The Senate voted 61-37 in favor of the Affordable Education Act, which includes the proposal for education savings accounts. The House of Representatives has yet to vote on the measure in this session.
The measure would permit parents or others to place as much as $2,000 a year for a child in an account with no tax on the interest if it is used for education. This post-tax money could be used for kindergarten through 12th-grade students at private, religious or home schools, but it also could be utilized for such expenses as tutoring, uniforms or home computers for public-school students. Such accounts already are permitted at the college level for as much as $500. The bill would allow accounts to roll over for use in college if they are not utilized previously.
“Increasing numbers of Southern Baptists and Americans are sympathetic to doing all that we can in government and tax policy to empower parents to make the choices that they believe are best for their children,” said Richard Land, president of the Southern Baptist Ethics & Religious Liberty Commission. “Education savings accounts would certainly be another step in that direction.”
The ERLC first endorsed the measure in 1997.
President Clinton has already killed the legislation three times and appears likely to do so again. In 1997, he insisted education savings accounts be removed from the budget package. The next year, he vetoed the proposal as a freestanding measure. Last year, he vetoed a tax-relief bill in which ESAs were included.
A two-thirds majority in both houses of Congress is required to override a presidential veto. The Senate vote March 2 fell short of that goal.

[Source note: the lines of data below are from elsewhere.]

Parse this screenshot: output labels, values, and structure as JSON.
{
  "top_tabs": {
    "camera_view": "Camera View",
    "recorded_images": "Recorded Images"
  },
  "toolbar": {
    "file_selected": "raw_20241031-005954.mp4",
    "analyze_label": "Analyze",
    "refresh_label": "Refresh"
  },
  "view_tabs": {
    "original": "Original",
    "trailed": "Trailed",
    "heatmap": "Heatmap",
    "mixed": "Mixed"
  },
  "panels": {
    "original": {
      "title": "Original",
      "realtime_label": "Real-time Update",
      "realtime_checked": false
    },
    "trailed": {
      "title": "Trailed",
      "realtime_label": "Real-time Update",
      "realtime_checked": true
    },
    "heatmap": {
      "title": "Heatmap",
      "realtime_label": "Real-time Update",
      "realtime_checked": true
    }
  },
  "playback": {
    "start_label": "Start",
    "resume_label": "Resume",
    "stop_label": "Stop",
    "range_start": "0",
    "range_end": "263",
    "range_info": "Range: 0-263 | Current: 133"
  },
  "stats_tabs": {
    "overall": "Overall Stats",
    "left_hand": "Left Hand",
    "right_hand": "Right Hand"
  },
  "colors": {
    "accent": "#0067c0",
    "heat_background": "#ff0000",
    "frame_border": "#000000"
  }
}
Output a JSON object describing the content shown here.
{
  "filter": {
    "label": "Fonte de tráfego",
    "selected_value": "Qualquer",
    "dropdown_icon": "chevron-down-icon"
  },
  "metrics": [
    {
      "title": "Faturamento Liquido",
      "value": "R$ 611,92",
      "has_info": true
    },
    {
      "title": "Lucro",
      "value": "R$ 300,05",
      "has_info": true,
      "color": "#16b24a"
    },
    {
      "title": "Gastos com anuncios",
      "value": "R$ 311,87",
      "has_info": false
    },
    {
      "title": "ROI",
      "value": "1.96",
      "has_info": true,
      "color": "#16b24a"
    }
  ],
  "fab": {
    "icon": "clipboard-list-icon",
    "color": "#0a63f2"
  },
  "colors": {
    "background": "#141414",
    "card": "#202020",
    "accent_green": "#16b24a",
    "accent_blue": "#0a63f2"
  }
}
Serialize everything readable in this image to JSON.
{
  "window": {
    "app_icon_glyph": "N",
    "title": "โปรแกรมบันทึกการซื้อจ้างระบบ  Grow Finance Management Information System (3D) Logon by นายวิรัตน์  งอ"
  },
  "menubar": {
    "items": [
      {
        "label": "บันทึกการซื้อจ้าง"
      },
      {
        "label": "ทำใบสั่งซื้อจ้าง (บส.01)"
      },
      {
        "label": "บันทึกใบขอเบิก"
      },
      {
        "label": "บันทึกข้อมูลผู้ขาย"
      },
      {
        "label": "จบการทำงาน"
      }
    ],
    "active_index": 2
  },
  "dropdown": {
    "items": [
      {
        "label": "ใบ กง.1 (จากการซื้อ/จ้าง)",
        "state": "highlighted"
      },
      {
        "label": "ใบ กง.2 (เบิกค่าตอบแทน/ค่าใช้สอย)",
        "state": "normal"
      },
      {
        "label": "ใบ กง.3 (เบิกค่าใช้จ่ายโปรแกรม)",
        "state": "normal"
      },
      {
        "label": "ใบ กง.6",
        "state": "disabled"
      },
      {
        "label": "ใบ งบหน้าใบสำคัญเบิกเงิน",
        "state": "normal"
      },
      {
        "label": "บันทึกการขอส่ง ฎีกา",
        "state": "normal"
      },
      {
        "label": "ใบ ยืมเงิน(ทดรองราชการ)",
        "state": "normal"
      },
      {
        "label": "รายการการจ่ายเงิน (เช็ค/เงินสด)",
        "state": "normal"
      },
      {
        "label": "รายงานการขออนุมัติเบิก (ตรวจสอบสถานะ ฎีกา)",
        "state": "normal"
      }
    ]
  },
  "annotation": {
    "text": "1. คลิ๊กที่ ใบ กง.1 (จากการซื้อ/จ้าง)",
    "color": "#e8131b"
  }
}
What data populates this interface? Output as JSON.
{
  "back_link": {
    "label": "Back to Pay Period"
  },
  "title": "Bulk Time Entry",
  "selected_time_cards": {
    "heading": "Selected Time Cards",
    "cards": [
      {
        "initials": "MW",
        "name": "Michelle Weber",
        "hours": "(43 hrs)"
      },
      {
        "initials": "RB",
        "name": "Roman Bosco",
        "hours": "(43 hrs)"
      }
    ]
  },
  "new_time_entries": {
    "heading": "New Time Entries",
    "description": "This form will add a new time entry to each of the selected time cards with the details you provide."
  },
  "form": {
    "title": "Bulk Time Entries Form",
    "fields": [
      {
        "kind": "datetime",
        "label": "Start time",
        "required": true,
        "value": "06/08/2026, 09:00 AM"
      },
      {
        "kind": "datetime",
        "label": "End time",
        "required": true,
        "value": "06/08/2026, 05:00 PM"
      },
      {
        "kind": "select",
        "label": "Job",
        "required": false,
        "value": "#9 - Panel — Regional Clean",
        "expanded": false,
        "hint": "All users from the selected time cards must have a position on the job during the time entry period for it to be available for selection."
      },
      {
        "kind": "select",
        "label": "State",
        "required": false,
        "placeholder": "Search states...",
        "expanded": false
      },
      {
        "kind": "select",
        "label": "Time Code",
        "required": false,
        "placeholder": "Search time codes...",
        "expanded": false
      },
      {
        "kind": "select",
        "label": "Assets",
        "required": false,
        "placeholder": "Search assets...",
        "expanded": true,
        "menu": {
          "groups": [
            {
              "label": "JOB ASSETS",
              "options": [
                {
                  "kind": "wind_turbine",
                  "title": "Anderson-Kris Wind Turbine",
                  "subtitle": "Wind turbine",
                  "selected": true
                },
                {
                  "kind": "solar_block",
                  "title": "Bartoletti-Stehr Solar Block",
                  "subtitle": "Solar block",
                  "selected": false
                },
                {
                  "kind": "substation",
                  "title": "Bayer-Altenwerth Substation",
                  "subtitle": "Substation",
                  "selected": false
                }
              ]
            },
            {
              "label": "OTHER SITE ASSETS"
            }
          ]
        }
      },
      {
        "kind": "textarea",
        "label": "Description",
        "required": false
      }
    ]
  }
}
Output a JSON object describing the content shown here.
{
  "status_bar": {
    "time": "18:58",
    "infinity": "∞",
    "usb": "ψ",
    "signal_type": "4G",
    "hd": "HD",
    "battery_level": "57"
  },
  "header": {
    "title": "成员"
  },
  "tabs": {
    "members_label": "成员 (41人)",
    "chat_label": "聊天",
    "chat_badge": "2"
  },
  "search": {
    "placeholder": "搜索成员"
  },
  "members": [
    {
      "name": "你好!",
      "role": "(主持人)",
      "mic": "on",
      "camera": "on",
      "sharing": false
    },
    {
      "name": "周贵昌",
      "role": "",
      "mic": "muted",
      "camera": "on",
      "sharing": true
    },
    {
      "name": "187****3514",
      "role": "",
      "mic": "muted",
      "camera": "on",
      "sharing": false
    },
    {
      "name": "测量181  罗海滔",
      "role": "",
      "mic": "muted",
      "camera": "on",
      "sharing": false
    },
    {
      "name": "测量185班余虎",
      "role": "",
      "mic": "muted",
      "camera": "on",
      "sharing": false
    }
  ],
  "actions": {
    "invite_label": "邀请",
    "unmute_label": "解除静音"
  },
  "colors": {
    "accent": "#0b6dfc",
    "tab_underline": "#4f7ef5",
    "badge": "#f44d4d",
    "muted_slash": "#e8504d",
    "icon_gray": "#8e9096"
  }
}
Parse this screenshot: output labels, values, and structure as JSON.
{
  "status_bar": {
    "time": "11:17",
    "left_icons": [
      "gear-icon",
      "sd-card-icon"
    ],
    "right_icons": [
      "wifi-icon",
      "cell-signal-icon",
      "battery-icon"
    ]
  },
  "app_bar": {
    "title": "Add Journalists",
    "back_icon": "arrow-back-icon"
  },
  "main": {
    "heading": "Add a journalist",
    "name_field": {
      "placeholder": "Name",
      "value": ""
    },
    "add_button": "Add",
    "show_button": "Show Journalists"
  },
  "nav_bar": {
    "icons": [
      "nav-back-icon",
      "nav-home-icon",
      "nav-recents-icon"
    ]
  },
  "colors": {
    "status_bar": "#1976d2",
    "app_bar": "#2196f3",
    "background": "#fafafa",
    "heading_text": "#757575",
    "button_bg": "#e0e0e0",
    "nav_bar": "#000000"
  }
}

Sens. Paul Coverdell, R.-Ga., and Robert Torricelli, D.-N.J., crafted the ESA proposal.